Both sides of the community want to move beyond the annual bickering over bonfires, said a Belfast politician whose election posters were burned.
SDLP Council Member Paul Doherty spoke after police statistics showed 57 campfire-related offenses were reported in the July 11-12 period.
Most of the offenses involved tricolors, political election posters and hate speech placed on the bonfires.
The sites spanned Counties Antrim, Armagh, Down, Londonderry and Tyrone.
Mr Doherty’s election posters were placed on a bonfire in Glencairn Way, Belfast on the eleventh night.
The west Belfast representative, who has set up a food bank in the area, said that while the figures were “disheartening” he had received positive news since he was targeted.
“It is very disheartening to see the wide range of possible crimes that have been committed at beacons across the North,” he said.
“It is clear that improved regulation and a concerted effort is needed to end criminal behavior near these campfires.
“While police are investigating 57 reports, it’s important to remember that hundreds of bonfires took place… the vast majority of which passed peacefully.
“The actions of those behind these sectarian hate incidents do not speak for the majority of those present and many people are rightly appalled by what they have witnessed.”
Mr Doherty added that he frequently visited the region where his poster was burned and frequently “came into the homes of people from both the union and nationalist communities”.
“I don’t just drop off a food parcel and run, I stand there and talk to people and try to see what else I could do to help them,” he added.
“As a result of what happened, people called me the next day… They were equally shocked.
“I had an Orange Order man who lived not far from where we work in Andersonstown.
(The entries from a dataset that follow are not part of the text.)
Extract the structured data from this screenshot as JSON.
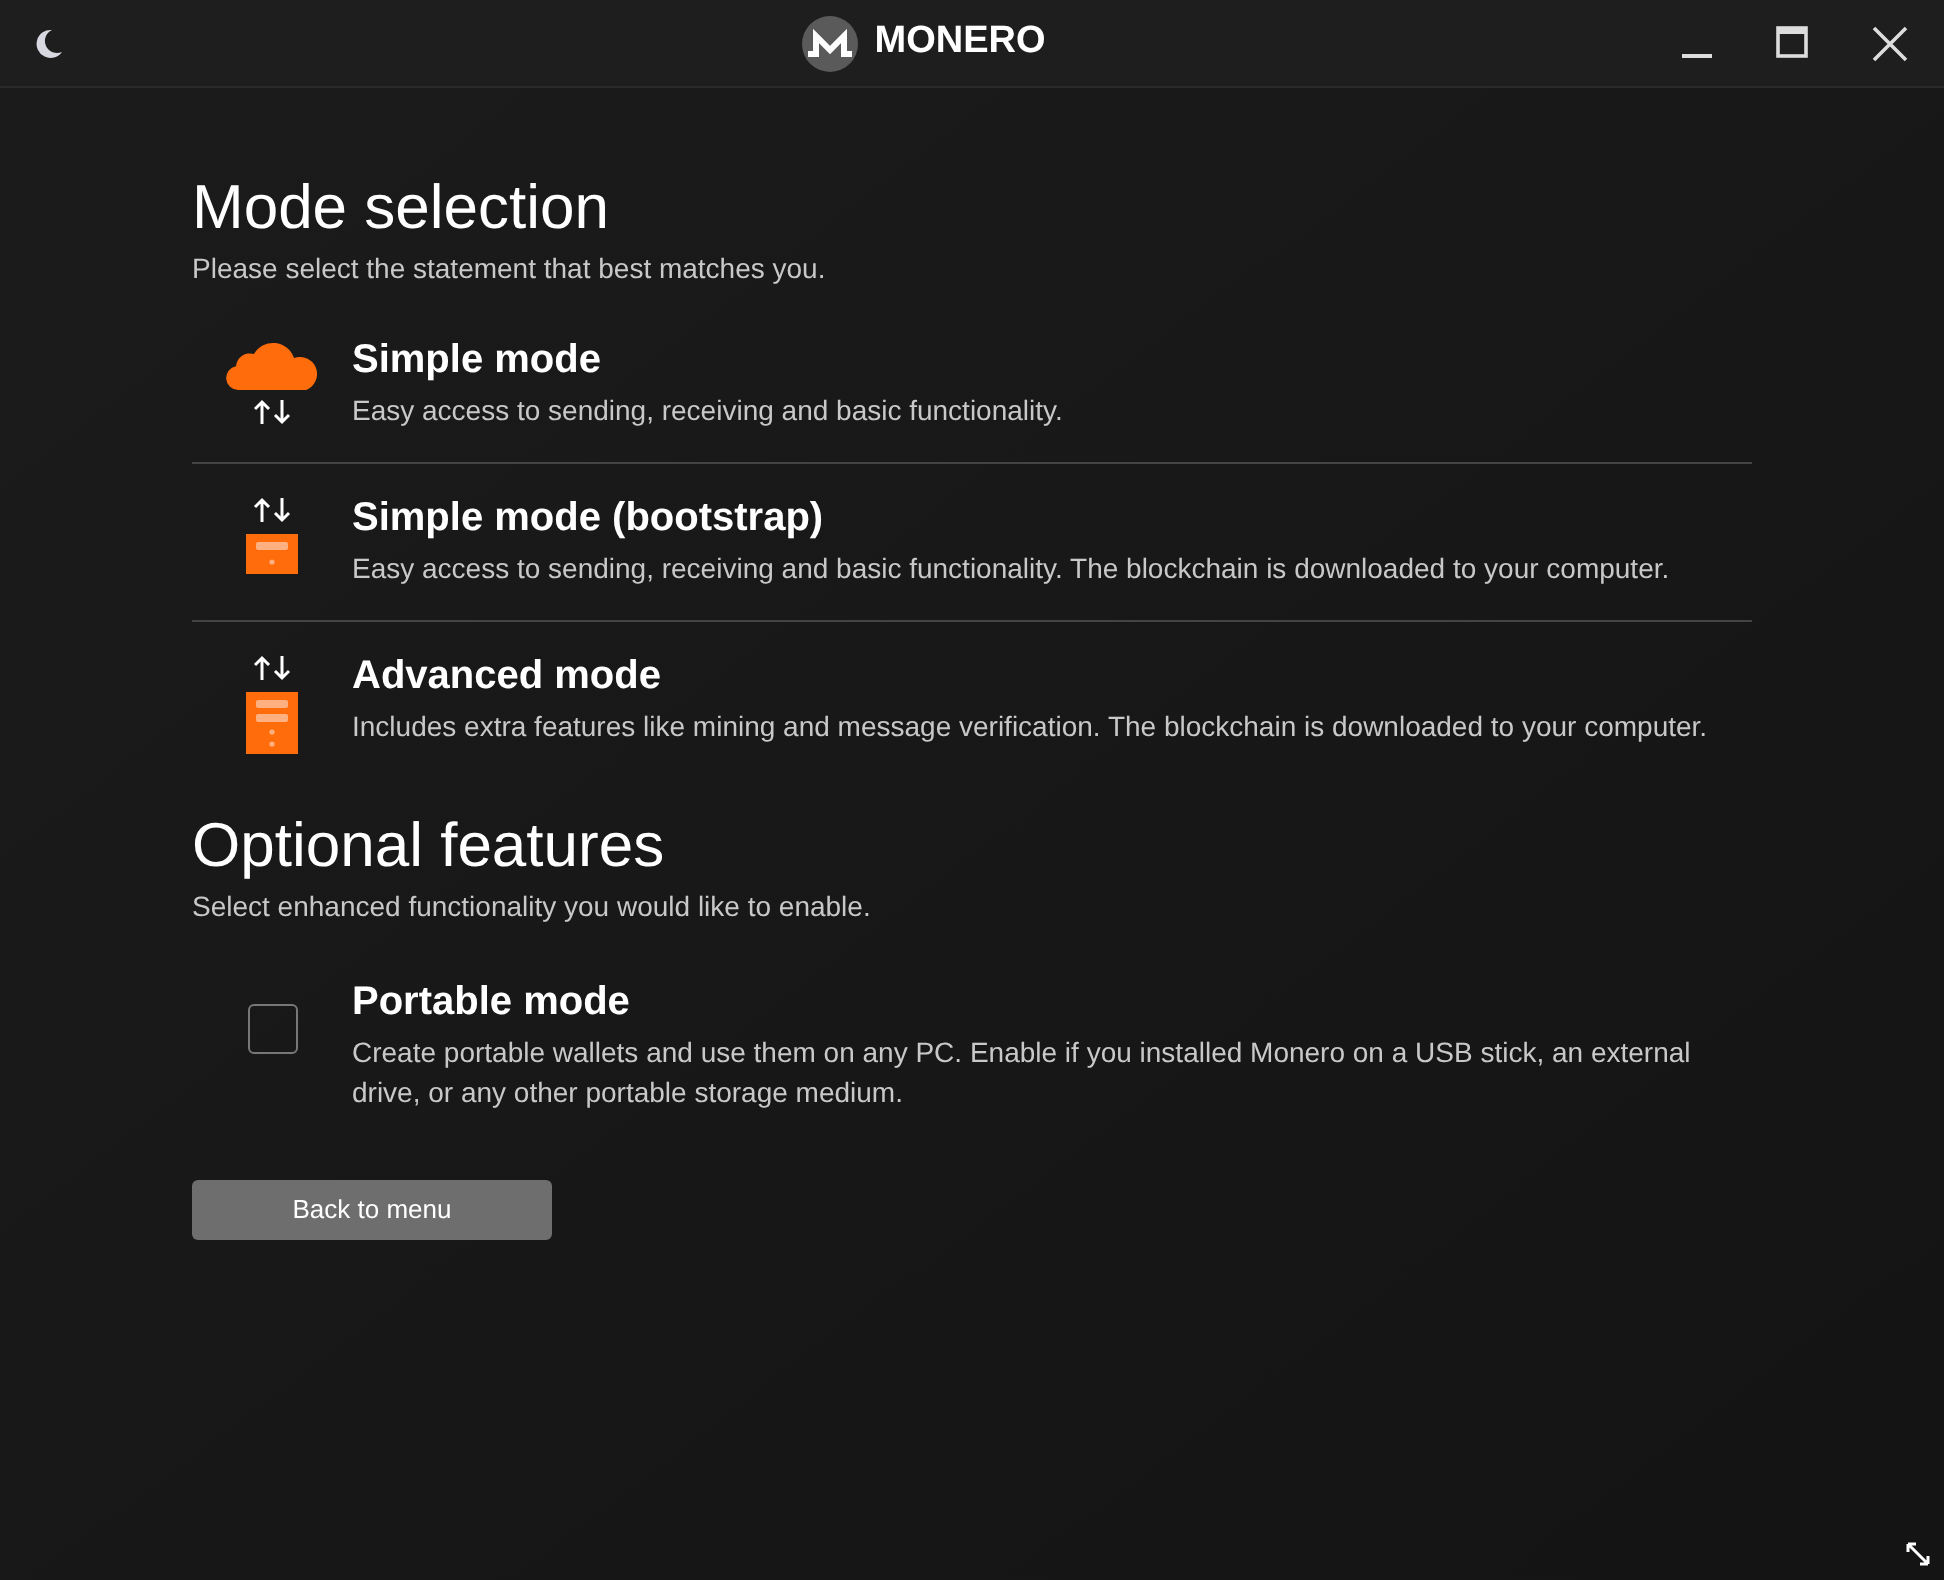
{
  "window": {
    "title": "MONERO"
  },
  "mode_selection": {
    "title": "Mode selection",
    "subtitle": "Please select the statement that best matches you.",
    "modes": [
      {
        "kind": "cloud",
        "title": "Simple mode",
        "description": "Easy access to sending, receiving and basic functionality."
      },
      {
        "kind": "bootstrap",
        "title": "Simple mode (bootstrap)",
        "description": "Easy access to sending, receiving and basic functionality. The blockchain is downloaded to your computer."
      },
      {
        "kind": "advanced",
        "title": "Advanced mode",
        "description": "Includes extra features like mining and message verification. The blockchain is downloaded to your computer."
      }
    ]
  },
  "optional_features": {
    "title": "Optional features",
    "subtitle": "Select enhanced functionality you would like to enable.",
    "features": [
      {
        "title": "Portable mode",
        "description": "Create portable wallets and use them on any PC. Enable if you installed Monero on a USB stick, an external drive, or any other portable storage medium.",
        "checked": false
      }
    ]
  },
  "back_button": "Back to menu"
}
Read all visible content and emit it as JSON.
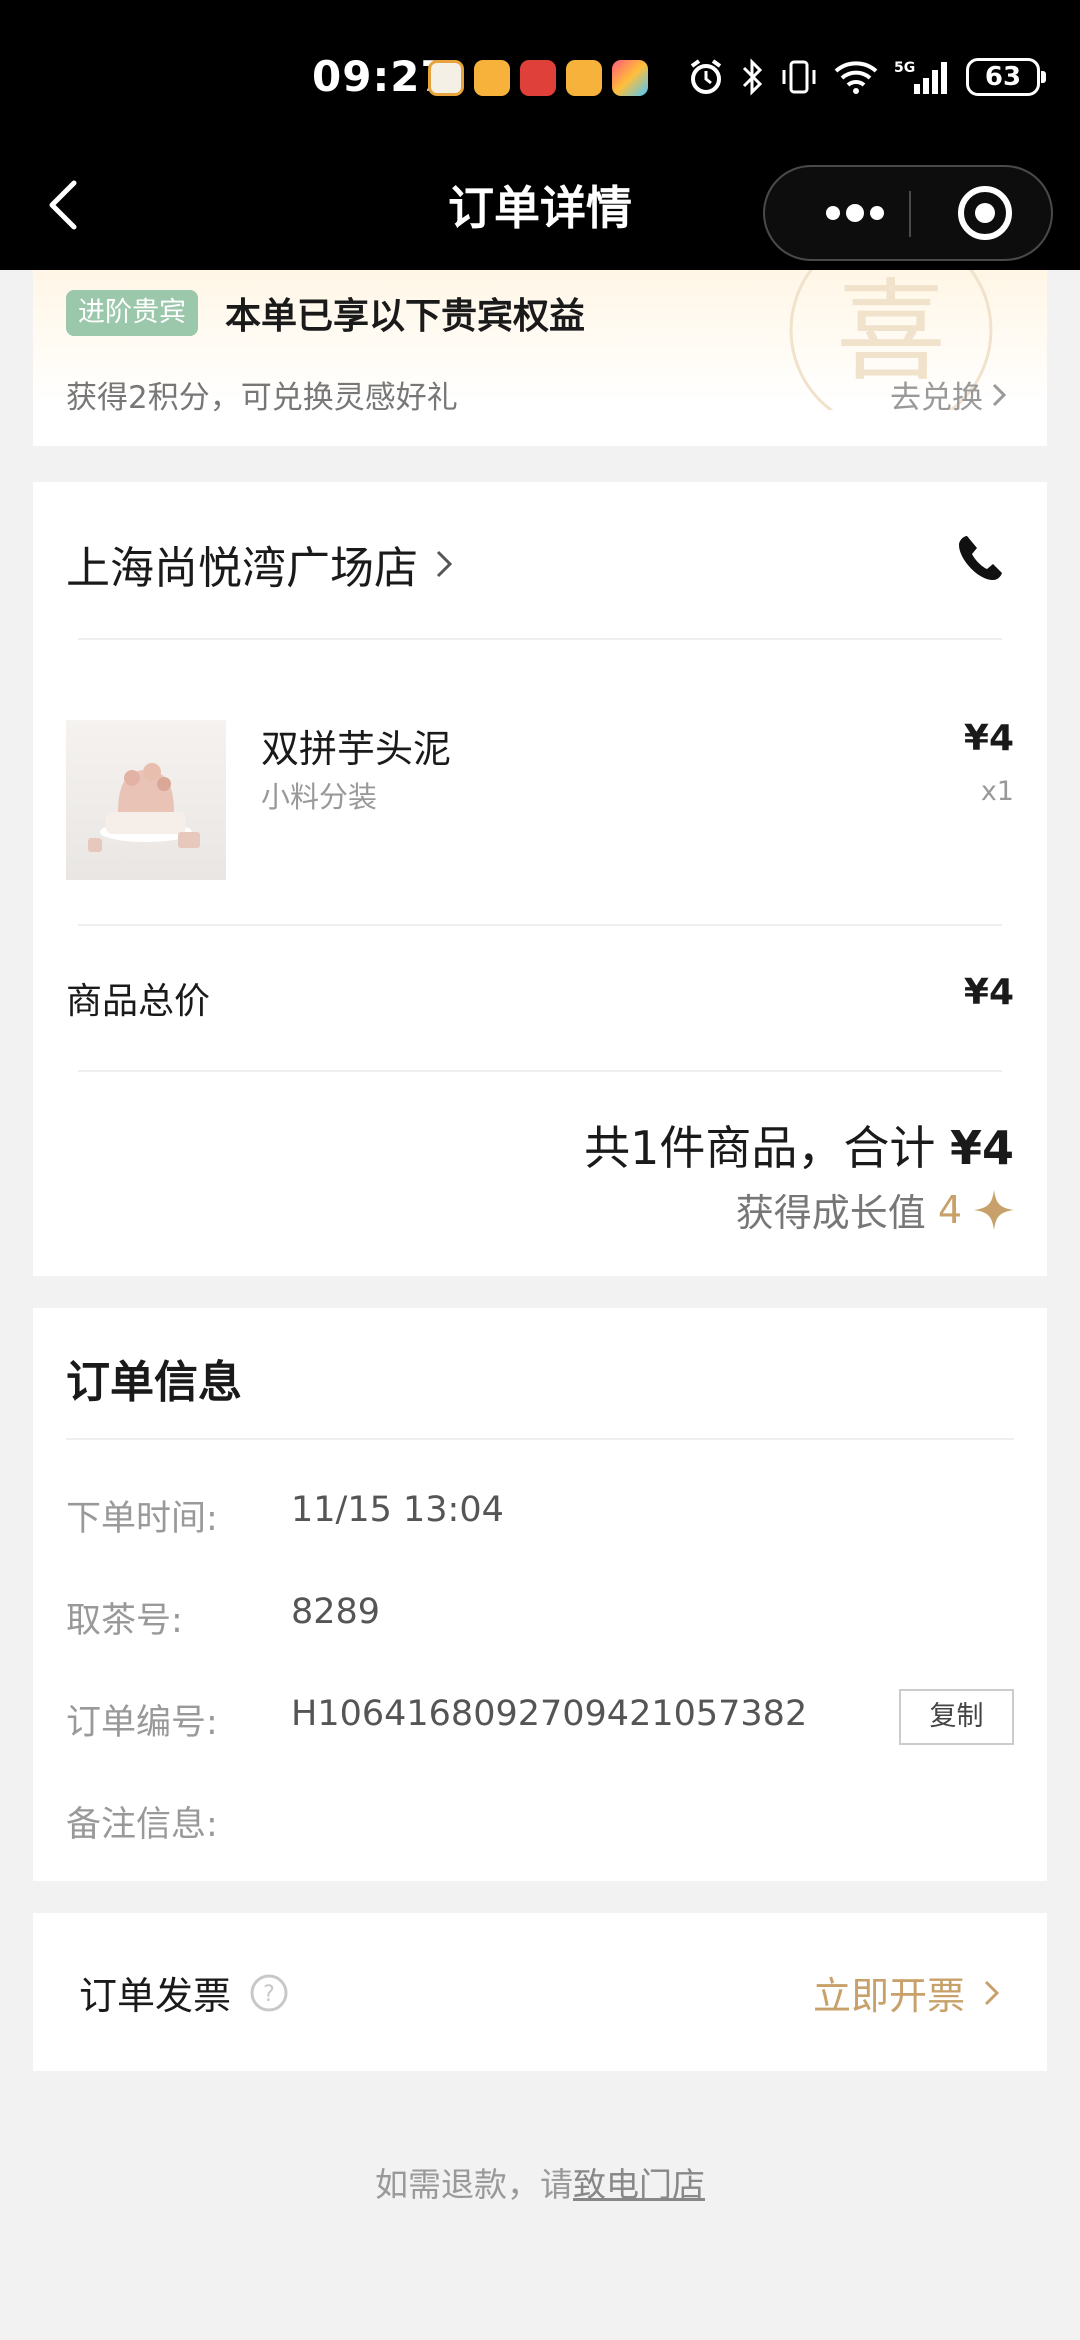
{
  "status_bar": {
    "time": "09:27",
    "battery": "63",
    "network": "5G"
  },
  "nav": {
    "title": "订单详情"
  },
  "vip": {
    "badge": "进阶贵宾",
    "title": "本单已享以下贵宾权益",
    "points_text": "获得2积分，可兑换灵感好礼",
    "redeem_link": "去兑换",
    "watermark": "喜"
  },
  "store": {
    "name": "上海尚悦湾广场店"
  },
  "product": {
    "name": "双拼芋头泥",
    "spec": "小料分装",
    "price": "¥4",
    "qty": "x1"
  },
  "subtotal": {
    "label": "商品总价",
    "value": "¥4"
  },
  "total": {
    "text": "共1件商品，合计",
    "amount": "¥4",
    "growth_label": "获得成长值",
    "growth_value": "4"
  },
  "order_info": {
    "title": "订单信息",
    "rows": [
      {
        "label": "下单时间:",
        "value": "11/15 13:04"
      },
      {
        "label": "取茶号:",
        "value": "8289"
      },
      {
        "label": "订单编号:",
        "value": "H1064168092709421057382"
      },
      {
        "label": "备注信息:",
        "value": ""
      }
    ],
    "copy_label": "复制"
  },
  "invoice": {
    "label": "订单发票",
    "action": "立即开票"
  },
  "footer": {
    "prefix": "如需退款，请",
    "link": "致电门店"
  },
  "colors": {
    "accent_gold": "#c8a06a",
    "badge_green": "#9bc7ab"
  }
}
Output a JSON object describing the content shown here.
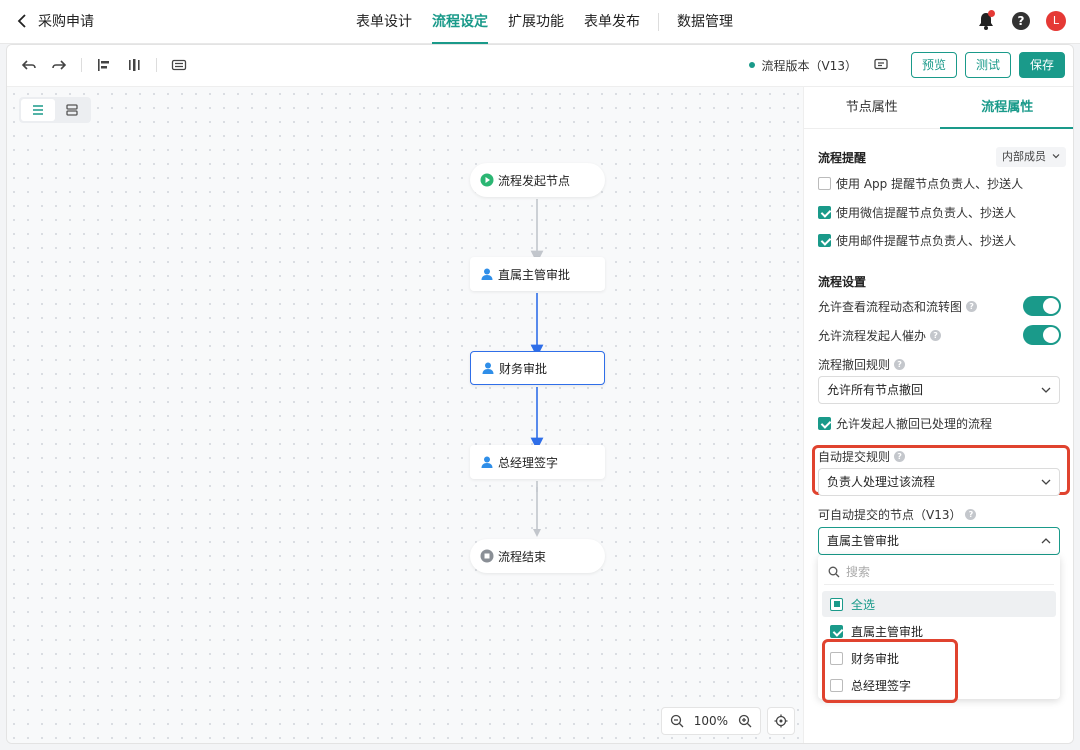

He said: “This is not in our name; that’s not who we are or what we’re about.’
“We had a good conversation about how we need to move away from that, so I was happy that positive conversations came out of it and people were saying they didn’t agree with what they saw on those campfires and that we’re moving forward have to.”
A bonfire on Glenfield Walk in Carrickfergus has been included in police statistics – obtained by amanda.ie, journalist Amanda Ferguson’s website – due to ‘RIP’ news and reports of election posters placed on it.
What the numbers don’t mention are reports of hanging effigy of Sinn Fein’s Mary Lou McDonald and Michelle O’Neill and Alliance leader Naomi Long placed on a campfire.
Ms Long tweeted that she had been sent photos of the bonfire with the effigy.
She wrote: “These photos made me physically nauseous. Not only in the images, but also in the simmering hatred and sectarianism they depict; Hatred that not only persists in our community but is passed on to the next generation quite normally.”
Alliance MLA Patricia O’Lynn said: “Everyone has the right to celebrate their culture, but it must be done in a safe and respectful way. Attaching images, posters. Flags, tires and other similar things on a campfire are clearly not.”
She has urged campfire builders to get involved in community council programs and work to make their celebrations “non-sectarian and more inclusive.”
https://www.belfasttelegraph.co.uk/news/northern-ireland/almost-60-offences-linked-to-twelfth-of-july-bonfires-police-stats-reveal-41888618.html Almost 60 offences linked to Twelfth of July bonfires, police stats reveal